(Data about app and page elements)
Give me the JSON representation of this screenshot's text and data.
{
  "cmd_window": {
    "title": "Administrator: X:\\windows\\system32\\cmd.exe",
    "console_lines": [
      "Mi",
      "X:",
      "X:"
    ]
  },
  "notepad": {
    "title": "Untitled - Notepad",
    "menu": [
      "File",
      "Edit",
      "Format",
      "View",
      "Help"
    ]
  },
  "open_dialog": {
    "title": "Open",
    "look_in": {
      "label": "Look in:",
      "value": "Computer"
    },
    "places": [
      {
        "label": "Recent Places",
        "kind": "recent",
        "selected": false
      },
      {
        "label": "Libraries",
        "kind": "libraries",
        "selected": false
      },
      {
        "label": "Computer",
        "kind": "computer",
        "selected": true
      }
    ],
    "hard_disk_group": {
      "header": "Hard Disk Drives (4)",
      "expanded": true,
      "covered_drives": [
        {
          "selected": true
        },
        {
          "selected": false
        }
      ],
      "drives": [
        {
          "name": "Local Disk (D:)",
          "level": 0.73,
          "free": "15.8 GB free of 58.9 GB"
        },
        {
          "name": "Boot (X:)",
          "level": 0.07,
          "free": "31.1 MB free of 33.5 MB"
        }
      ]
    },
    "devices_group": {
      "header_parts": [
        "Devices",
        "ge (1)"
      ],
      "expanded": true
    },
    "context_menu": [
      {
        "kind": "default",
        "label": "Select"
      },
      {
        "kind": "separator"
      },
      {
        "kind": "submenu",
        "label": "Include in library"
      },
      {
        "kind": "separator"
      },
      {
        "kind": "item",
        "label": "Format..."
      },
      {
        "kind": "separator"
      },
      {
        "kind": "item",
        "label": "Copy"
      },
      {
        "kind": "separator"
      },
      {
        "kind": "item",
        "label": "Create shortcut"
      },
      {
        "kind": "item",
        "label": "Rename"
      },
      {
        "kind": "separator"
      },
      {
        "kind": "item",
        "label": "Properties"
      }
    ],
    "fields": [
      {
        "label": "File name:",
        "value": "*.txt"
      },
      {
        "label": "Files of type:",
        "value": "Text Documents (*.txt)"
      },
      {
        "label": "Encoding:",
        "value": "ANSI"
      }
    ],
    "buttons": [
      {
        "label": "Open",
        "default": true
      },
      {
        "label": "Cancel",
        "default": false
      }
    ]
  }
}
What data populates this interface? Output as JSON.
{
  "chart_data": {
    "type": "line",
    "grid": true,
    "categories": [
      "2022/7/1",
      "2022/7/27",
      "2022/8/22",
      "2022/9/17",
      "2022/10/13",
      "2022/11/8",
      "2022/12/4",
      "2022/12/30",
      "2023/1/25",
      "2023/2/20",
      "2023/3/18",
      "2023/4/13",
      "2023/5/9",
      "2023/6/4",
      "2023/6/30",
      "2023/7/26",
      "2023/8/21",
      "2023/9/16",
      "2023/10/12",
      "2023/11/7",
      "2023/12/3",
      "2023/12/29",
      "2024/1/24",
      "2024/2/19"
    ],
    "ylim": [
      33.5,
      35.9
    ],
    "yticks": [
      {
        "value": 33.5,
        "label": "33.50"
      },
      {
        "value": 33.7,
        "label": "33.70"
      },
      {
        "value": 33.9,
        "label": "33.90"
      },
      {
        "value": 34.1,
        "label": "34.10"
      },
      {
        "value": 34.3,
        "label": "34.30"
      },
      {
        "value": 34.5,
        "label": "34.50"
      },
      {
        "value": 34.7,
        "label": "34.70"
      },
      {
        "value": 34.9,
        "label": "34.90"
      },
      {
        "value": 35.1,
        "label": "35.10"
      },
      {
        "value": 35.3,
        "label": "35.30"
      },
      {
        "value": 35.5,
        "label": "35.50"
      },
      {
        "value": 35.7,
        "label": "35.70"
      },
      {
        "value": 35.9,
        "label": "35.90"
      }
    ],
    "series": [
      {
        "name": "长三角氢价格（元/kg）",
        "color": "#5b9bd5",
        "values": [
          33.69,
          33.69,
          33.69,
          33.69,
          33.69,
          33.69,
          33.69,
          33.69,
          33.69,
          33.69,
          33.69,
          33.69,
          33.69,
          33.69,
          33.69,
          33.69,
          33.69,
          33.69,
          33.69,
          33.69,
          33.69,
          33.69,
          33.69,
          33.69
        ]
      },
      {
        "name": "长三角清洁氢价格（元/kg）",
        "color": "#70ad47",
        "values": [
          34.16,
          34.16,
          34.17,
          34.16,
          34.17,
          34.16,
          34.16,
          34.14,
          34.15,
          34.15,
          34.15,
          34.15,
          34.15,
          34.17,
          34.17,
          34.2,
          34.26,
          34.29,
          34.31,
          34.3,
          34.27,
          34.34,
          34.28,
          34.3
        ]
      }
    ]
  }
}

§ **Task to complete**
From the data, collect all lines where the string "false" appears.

§ **Output for this task**
        "selected": false
        "selected": false
          "selected": false
        "default": false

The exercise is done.